As a marketer you’re well aware that your customer’s path to purchase is becoming increasingly more complex. If you’re feeling disconnected from their path, you’re not alone. We recently surveyed 200 Australian marketers* and identified a serious knowledge gap when it comes to cross-channel marketing. Only 14 per cent of marketers stated they actually understood the process.
An even smaller 9 per cent believed they were successfully extracting insights from their data that allowed them to better understand their customer’s path to purchase. New technology means your customer is well practiced in the art of retail research. Traditionally, a customer may have watched a TV advertisement while making dinner, seen a coupon while browsing supermarket catalogues and finally purchased the item on their weekly grocery shop. Today, they see a great pair of shoes while scrolling through their Instagram newsfeed, immediately jump online to find them, realise they are out of their price range and turn instead to Vogue Forums to source an alternative. They may visit a store to try them on or simply buy them online and hope for the best.
You can see the cumulative impact of all channels and therefore attributing success to any one process may seem like congratulating a team captain without acknowledging the hard work of the team. However, it’s unlikely that you will have the capacity to allocate budget equally across all channels. Experian’s research suggests that marketers currently utilise 17 channels in the offline and online space and have great difficulty deciding which are the most important or effective.
When asked what the single most challenging cross-channel marketing issue is, 29 per cent of marketers suggested response attribution and 27 per cent flagged budget allocation. While it was once possible for marketers to attribute responses directly to their marketing efforts, for example the unique code on that coupon surrendered at purchase, the attribution process has become more complex. If 91 per cent of marketers aren’t extracting insights from their data, then they may be relying on basic rules, such as last-touch attribution, in which 100 per cent of the credit for sales is given to the final touch in the sequence. However there are several different approaches available to marketers in order to determine channel ROI and to obtain fractional allocation across multiple channels:

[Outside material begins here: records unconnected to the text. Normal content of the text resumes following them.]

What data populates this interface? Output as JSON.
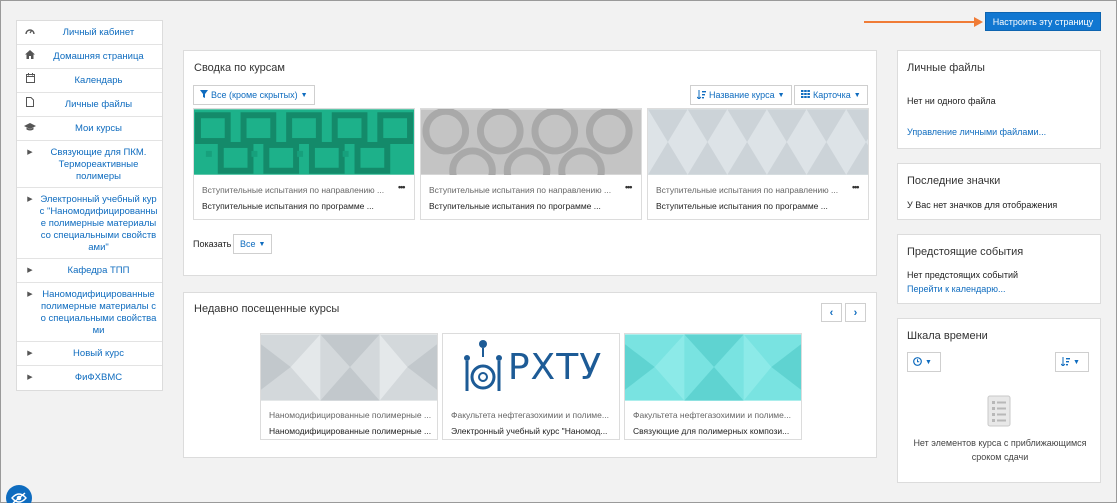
{
  "header": {
    "customize_label": "Настроить эту страницу"
  },
  "sidebar": {
    "items": [
      {
        "icon": "dashboard-icon",
        "label": "Личный кабинет"
      },
      {
        "icon": "home-icon",
        "label": "Домашняя страница"
      },
      {
        "icon": "calendar-icon",
        "label": "Календарь"
      },
      {
        "icon": "file-icon",
        "label": "Личные файлы"
      },
      {
        "icon": "graduation-cap-icon",
        "label": "Мои курсы"
      },
      {
        "icon": "caret-right-icon",
        "label": "Связующие для ПКМ. Термореактивные полимеры"
      },
      {
        "icon": "caret-right-icon",
        "label": "Электронный учебный курс \"Наномодифицированные полимерные материалы со специальными свойствами\""
      },
      {
        "icon": "caret-right-icon",
        "label": "Кафедра ТПП"
      },
      {
        "icon": "caret-right-icon",
        "label": "Наномодифицированные полимерные материалы со специальными свойствами"
      },
      {
        "icon": "caret-right-icon",
        "label": "Новый курс"
      },
      {
        "icon": "caret-right-icon",
        "label": "ФиФХВМС"
      }
    ]
  },
  "overview": {
    "title": "Сводка по курсам",
    "filter_label": "Все (кроме скрытых)",
    "sort_label": "Название курса",
    "view_label": "Карточка",
    "show_label": "Показать",
    "show_value": "Все",
    "courses": [
      {
        "category": "Вступительные испытания по направлению ...",
        "name": "Вступительные испытания по программе ..."
      },
      {
        "category": "Вступительные испытания по направлению ...",
        "name": "Вступительные испытания по программе ..."
      },
      {
        "category": "Вступительные испытания по направлению ...",
        "name": "Вступительные испытания по программе ..."
      }
    ],
    "more_label": "•••"
  },
  "recent": {
    "title": "Недавно посещенные курсы",
    "prev_label": "‹",
    "next_label": "›",
    "logo_text": "РХТУ",
    "courses": [
      {
        "category": "Наномодифицированные полимерные ...",
        "name": "Наномодифицированные полимерные ..."
      },
      {
        "category": "Факультета нефтегазохимии и полиме...",
        "name": "Электронный учебный курс \"Наномод..."
      },
      {
        "category": "Факультета нефтегазохимии и полиме...",
        "name": "Связующие для полимерных компози..."
      }
    ]
  },
  "private_files": {
    "title": "Личные файлы",
    "empty": "Нет ни одного файла",
    "manage_link": "Управление личными файлами..."
  },
  "badges": {
    "title": "Последние значки",
    "empty": "У Вас нет значков для отображения"
  },
  "events": {
    "title": "Предстоящие события",
    "empty": "Нет предстоящих событий",
    "calendar_link": "Перейти к календарю..."
  },
  "timeline": {
    "title": "Шкала времени",
    "empty_line1": "Нет элементов курса с приближающимся",
    "empty_line2": "сроком сдачи"
  },
  "colors": {
    "accent": "#0f6cbf",
    "button_blue": "#1177d1",
    "arrow": "#f07c36",
    "tile_green": "#1db18a",
    "tile_gray": "#c4c4c4",
    "tile_light": "#dde3e7",
    "tile_cyan": "#79e3e1"
  }
}
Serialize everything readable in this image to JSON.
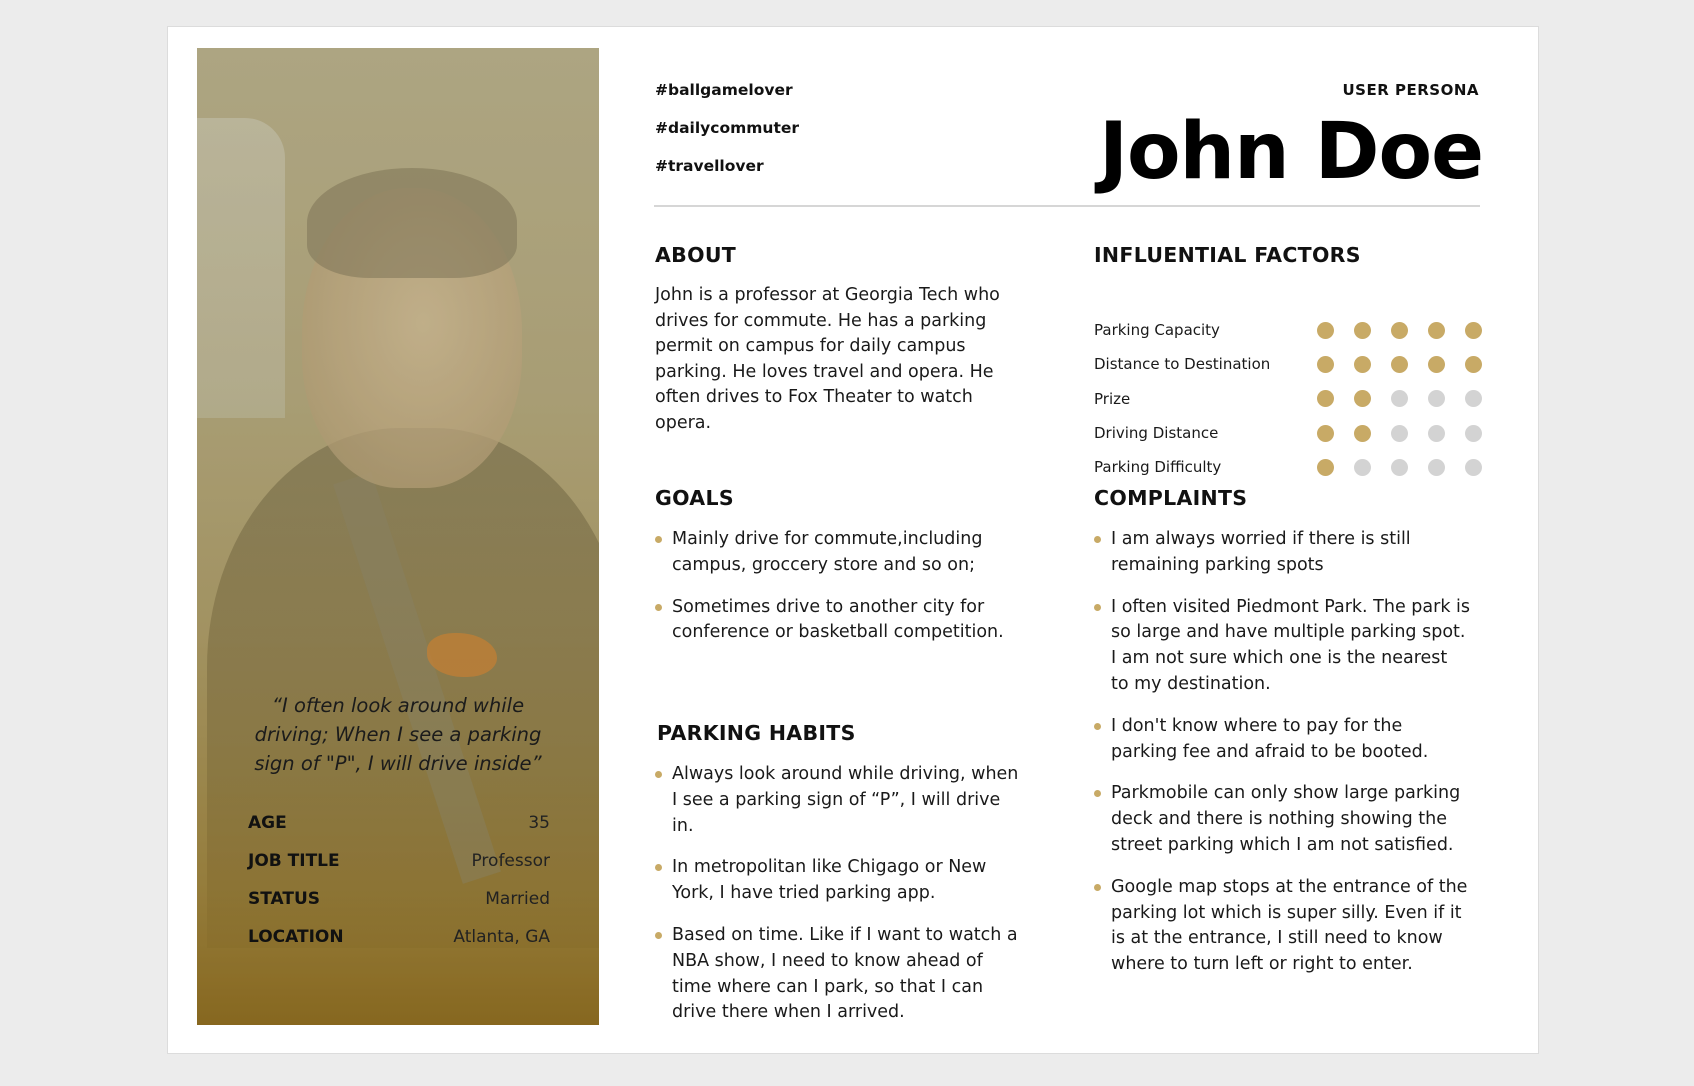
{
  "persona": {
    "kicker": "USER PERSONA",
    "name": "John Doe",
    "tags": [
      "#ballgamelover",
      "#dailycommuter",
      "#travellover"
    ],
    "quote": "“I often look around while driving; When I see a parking sign of \"P\", I will drive inside”",
    "facts": [
      {
        "label": "AGE",
        "value": "35"
      },
      {
        "label": "JOB TITLE",
        "value": "Professor"
      },
      {
        "label": "STATUS",
        "value": "Married"
      },
      {
        "label": "LOCATION",
        "value": "Atlanta, GA"
      }
    ]
  },
  "about": {
    "title": "ABOUT",
    "text": "John is a professor at Georgia Tech who drives for commute. He has a parking permit on campus for daily campus parking. He loves travel and opera. He often drives to Fox Theater to watch opera."
  },
  "goals": {
    "title": "GOALS",
    "items": [
      "Mainly drive for commute,including campus, groccery store and so on;",
      "Sometimes drive to another city for conference or basketball competition."
    ]
  },
  "habits": {
    "title": "PARKING HABITS",
    "items": [
      "Always look around while driving, when I see a parking sign of “P”, I will drive in.",
      " In metropolitan like Chigago or New York, I have tried parking app.",
      "Based on time. Like if I want to watch a NBA show, I need to know ahead of time where can I park, so that I can drive there when I arrived."
    ]
  },
  "factors": {
    "title": "INFLUENTIAL FACTORS",
    "max": 5,
    "items": [
      {
        "label": "Parking Capacity",
        "rating": 5
      },
      {
        "label": "Distance to Destination",
        "rating": 5
      },
      {
        "label": "Prize",
        "rating": 2
      },
      {
        "label": "Driving Distance",
        "rating": 2
      },
      {
        "label": "Parking Difficulty",
        "rating": 1
      }
    ]
  },
  "complaints": {
    "title": "COMPLAINTS",
    "items": [
      "I am always worried if there is still remaining parking spots",
      "I often visited Piedmont Park.  The park is so large and have multiple parking spot. I am not sure which one is the nearest to my destination.",
      "I don't know where to pay for the parking fee and afraid to be booted.",
      " Parkmobile can only show large parking deck and there is nothing showing the street parking which I am not satisfied.",
      " Google map stops at the entrance of the parking lot which is super silly. Even if it is at the entrance, I still need to know where to turn left or right to enter."
    ]
  },
  "colors": {
    "accent": "#c8aa66",
    "inactive": "#d3d3d3"
  }
}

- First interaction, last interaction and position based assign attribution based on the position of a touch point along a typical touch path.
- Linear treats all touch points as equally effective and attributes conversions evenly.
- Customized allows an arbitrary attribution scheme that reflects managerial judgment on the position of the touch point, touch point type or traffic source.
- Time decay systematically assigns a higher attribution weight to a touch point that is closer to the final conversion. These time-varying weights decay over the duration between the time of a touch point to final conversion, and the speed of decay can be controlled.
At Experian Marketing Services, we take cross-channel attribution a step further by integrating established approaches with our online/offline data assets, offering a menu of progressively customized attribution solutions including the following:
- Direct Attribution is applied when responses and actions can be uniquely linked to a channel.
- Inferred Attribution takes advantages of Experian data matching technology to link campaign histories with responses at an individual level and infers attribution rules from the estimated relative impact of each channel on customers.
- Fractional Allocation allows a marketer to assign and adjust prior channel importance measures, data matching quality indices and time-decaying factors in deriving attribution weights.
- Touch-Point Attribution is a completely customized solution in which a marketer’s individual-level online/offline campaign data are merged with Experian data to obtain attribution rules that reflect the effect of campaign frequency, recency and channel interaction.
These processes vary in sophistication and therefore do not exclude marketers who lack the resources to utilise the more advanced options. A sensible solution is to start small and graduate to more sophisticated techniques when budget and time allows.
These advances are all working towards creating a rich customer centric vision that provides you with a more holistic view of your customer and their path to purchase, and that’s where marketing should be heading.
* The Experian Marketing Services whitepaper, Making the most of your data, will be available on the Experian Marketing Services website late August. The whitepaper provides information and statistics on cross-channel marketing in Australia.